Component data from apps and pages:
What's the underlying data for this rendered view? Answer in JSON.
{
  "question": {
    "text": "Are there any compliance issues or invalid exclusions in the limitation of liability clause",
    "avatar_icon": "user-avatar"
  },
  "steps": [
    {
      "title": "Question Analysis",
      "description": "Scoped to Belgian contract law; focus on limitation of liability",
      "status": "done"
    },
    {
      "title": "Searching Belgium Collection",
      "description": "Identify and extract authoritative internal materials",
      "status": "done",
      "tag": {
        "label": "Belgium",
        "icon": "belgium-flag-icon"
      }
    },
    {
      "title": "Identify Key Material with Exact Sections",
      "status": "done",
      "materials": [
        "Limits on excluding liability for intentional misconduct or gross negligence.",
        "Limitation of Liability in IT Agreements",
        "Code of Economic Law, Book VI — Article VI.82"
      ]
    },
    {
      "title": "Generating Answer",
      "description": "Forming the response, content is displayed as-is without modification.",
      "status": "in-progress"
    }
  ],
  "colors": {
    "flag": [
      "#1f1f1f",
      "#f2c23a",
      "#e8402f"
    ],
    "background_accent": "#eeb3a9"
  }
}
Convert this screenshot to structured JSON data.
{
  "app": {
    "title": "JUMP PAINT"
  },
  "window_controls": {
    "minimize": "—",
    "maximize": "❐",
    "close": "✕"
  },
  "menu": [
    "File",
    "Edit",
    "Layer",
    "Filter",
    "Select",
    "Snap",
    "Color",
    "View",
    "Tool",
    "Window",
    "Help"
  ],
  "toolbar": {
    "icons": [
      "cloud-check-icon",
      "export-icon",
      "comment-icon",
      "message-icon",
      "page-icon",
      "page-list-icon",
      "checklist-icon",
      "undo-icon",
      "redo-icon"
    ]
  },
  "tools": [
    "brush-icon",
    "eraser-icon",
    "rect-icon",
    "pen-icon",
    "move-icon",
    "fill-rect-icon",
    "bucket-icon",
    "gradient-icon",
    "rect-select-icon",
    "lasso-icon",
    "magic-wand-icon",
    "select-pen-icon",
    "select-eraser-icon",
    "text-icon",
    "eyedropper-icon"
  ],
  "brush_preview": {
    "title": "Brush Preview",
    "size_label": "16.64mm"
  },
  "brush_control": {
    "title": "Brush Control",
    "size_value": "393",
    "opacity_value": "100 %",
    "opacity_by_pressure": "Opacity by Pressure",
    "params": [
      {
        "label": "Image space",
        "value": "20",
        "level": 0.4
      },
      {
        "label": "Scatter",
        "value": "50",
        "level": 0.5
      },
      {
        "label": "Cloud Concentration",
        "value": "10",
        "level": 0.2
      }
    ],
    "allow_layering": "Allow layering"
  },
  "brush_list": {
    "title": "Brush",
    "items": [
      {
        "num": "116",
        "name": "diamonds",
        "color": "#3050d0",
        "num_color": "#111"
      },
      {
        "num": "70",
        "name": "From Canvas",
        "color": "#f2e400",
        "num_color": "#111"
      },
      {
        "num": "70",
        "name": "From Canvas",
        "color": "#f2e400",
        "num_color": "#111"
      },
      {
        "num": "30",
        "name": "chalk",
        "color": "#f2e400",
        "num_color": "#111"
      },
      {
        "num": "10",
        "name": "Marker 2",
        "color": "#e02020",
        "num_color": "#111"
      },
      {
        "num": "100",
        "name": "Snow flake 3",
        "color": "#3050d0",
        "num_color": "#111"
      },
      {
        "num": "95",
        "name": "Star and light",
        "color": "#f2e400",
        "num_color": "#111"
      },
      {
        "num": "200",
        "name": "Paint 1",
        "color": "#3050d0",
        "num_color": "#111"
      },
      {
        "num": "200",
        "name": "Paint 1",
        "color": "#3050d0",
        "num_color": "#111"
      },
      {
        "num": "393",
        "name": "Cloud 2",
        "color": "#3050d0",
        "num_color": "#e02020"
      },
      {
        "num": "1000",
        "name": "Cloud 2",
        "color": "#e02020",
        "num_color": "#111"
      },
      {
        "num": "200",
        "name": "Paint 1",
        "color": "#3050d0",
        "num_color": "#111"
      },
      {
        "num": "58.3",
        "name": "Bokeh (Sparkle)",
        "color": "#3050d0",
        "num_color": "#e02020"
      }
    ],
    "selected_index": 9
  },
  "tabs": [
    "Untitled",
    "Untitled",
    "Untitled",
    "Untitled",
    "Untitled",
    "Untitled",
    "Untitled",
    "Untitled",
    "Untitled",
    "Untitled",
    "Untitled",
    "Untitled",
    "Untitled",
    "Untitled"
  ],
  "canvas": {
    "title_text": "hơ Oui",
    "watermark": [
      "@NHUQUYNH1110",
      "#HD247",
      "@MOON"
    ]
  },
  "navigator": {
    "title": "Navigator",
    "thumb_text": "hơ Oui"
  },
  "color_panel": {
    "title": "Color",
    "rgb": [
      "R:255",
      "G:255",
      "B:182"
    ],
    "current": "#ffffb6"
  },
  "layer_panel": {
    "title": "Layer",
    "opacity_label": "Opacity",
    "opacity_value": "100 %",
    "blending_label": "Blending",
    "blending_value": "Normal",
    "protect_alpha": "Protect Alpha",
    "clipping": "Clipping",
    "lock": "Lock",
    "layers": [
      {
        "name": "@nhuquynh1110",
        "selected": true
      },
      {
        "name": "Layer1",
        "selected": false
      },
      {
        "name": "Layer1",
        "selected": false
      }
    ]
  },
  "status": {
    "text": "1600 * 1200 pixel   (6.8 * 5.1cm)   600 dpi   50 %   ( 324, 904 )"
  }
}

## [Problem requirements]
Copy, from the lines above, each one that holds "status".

## [Answer box]
      "status": "done"
      "status": "done",
      "status": "done",
      "status": "in-progress"
  "status": {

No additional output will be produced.